arc Brown University Petra Excavations elephant elephant
  arc 1995 Field Campaign - Third Year elephant elephant
1995 Results | Catalog | Consolidation and Preservation

The 1995 Excavation Team
The 1995 staff was comprised of Dr. M. S. Joukowsky, Director; Dr. A. W. Joukowsky, Administrator and Photographer; E. Schluntz, Assistant Director; L. Traxler, Chief Architect-Surveyor; G. Bilder, Computer Analyst; M. Slaughter, Photographic Recorder and Photo Development; L.-A. Bedal, Ceramic Analyst and archaeologist, K. Mallak, Finds Recording; Dr. J. Blackburn, Draftsperson; Dr. T. Tullis, Geologist, Brown University; D. Brill , Professional Photographer; Senior Archaeologists E. Payne, Dr. J. Basile, J. Bell, L. Sisson, J. Rucker, L. Tholbecq; and additional field researchers F. Ra'ad, L. Khalidi, A. Harris, Z. Habboo; and volunteers R. Ballou, F. Bennett, C. Bennett, N. Koprulu, P. Boczkowski, D. Quigley, J. Nicholas, C. Tullis, C. Worthington, W. Azoy, S. Scott, Fr. A. Scott, and M. Sylvester. G. Abbadi was assigned to us by the Department of Antiquities for help in moving architectural components and soil removal. His service to us was indispensable. Besides Dr. T. Tullis, 1995 Great Temple Consultants included Dr. C. Augé, numismatics, S. Schmid, Nabataean fine wares analysis; and P. Warnock, botanical materials analysis.

Under the general supervision of Sulieman Farajat, the Department of Antiquities assigned Mohammad Abd-Al-Aziz Al-Marahleh as our Jordanian Government, Department of Antiquites Representative.

1995 Results

The Great Temple architectural plan continued to be clarified with excavation backed up by EDM equipment, and there was a partial re-erection of the columns in the lower Temnos as well as in the Temple itself. The recovery of the principal columns of the Temple as well as its gigantic decorative capitals carved with complex floral designs again confirmed that the Temple structure originally stood to 19-20 meter height. Ground penetrating radar was used to trace the underground canalization systems that extended under the principal buildings of the site.

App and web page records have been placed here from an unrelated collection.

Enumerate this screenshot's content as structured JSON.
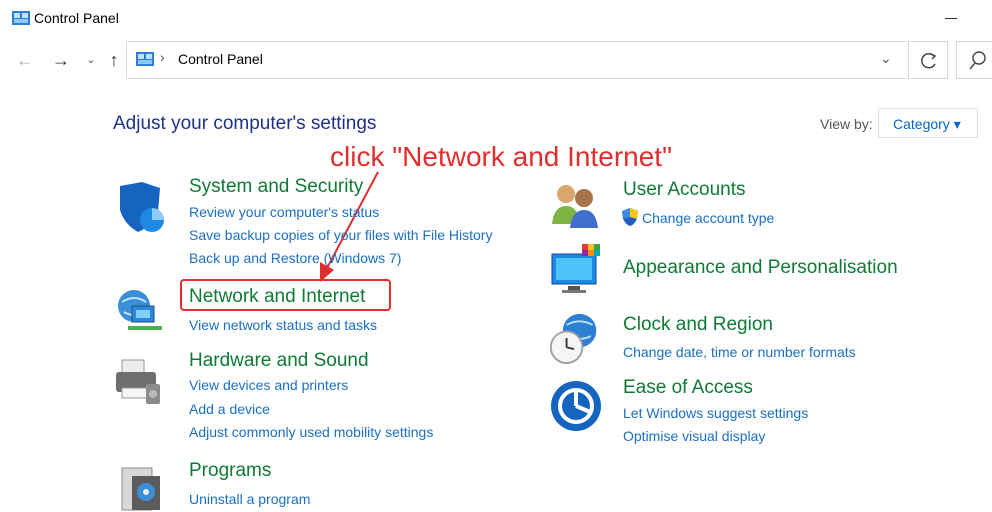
{
  "window": {
    "title": "Control Panel"
  },
  "address_bar": {
    "path": "Control Panel"
  },
  "main": {
    "heading": "Adjust your computer's settings",
    "view_by_label": "View by:",
    "view_by_value": "Category ▾"
  },
  "annotation": {
    "text": "click \"Network and Internet\"",
    "color": "#e22e2e"
  },
  "categories": [
    {
      "title": "System and Security",
      "icon": "security-shield-icon",
      "links": [
        "Review your computer's status",
        "Save backup copies of your files with File History",
        "Back up and Restore (Windows 7)"
      ]
    },
    {
      "title": "Network and Internet",
      "icon": "network-globe-icon",
      "links": [
        "View network status and tasks"
      ]
    },
    {
      "title": "Hardware and Sound",
      "icon": "printer-icon",
      "links": [
        "View devices and printers",
        "Add a device",
        "Adjust commonly used mobility settings"
      ]
    },
    {
      "title": "Programs",
      "icon": "programs-icon",
      "links": [
        "Uninstall a program"
      ]
    },
    {
      "title": "User Accounts",
      "icon": "users-icon",
      "links": [
        "Change account type"
      ]
    },
    {
      "title": "Appearance and Personalisation",
      "icon": "monitor-palette-icon",
      "links": []
    },
    {
      "title": "Clock and Region",
      "icon": "clock-globe-icon",
      "links": [
        "Change date, time or number formats"
      ]
    },
    {
      "title": "Ease of Access",
      "icon": "ease-of-access-icon",
      "links": [
        "Let Windows suggest settings",
        "Optimise visual display"
      ]
    }
  ],
  "colors": {
    "category_title": "#0f7a35",
    "link": "#1a6fc4",
    "heading": "#1e3287"
  }
}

In 1995 the archaeological investigation of the Lower Temenos hexagonally paved area was undertaken. There was reconstruction of elements of the East Double Colonnade where the limestone stylobate was exposed and found to extend over 50 meters — the north-south extent of the Lower Temenos. From the 1994 evidence, we assumed the hexagonal pavement covering this area to be constructed on fill, and we were correct, but we didn't suspect that the fill overlay a massive construction of arches and well-constructed Nabataean walls been built up more than six meters below the hexagonal court! This may indicate that the Lower Temenos had an earlier monumental construction phase — with a conjectured access into the then Temenos which was on the same level as the Colonnaded Street. This leads us to speculate that there may have been an earlier Nabataean access to the Temple's Lower Temenos from the Street area - not the Propylaea Steps which serve as the present day Temple access.


The catalog of more than 300 objects was prepared for the Department of Antiquities, and all registered artifacts except the lamps, coins, and architectural fragments are in storage at the Petra Museum. Of especial interest are the 37 elephant head fragments, 29 of which are elephant trunks. Using our data base, thousands of architectural fragments and registered pottery elements have been stored on-site. Animal bones have been transported to Amman where they have undergone analysis. Recovered and registered were some 57 coins, 172 lamps, most of which were fragmented, four figurine fragments, 12 bone artifacts including two complete bone pins and two spoon fragments, and five metal objects including a finger ring and a probable bracelet. The over life-sized head of the city goddess, Tyche, wearing a diadem with the crown of the city gates was also recovered.

1995 Consolidation and Preservation

A fence was placed around the site to protect it from animals and to serve as protection for tourists. The ditch which served successfully to divert water from the site was rebuilt and consolidation measures were undertaken as the excavation progressed to treat ashlars that were in jeopardy of collapse.
  arc     arc  
arc     arc

Copyright© 1999 Brown University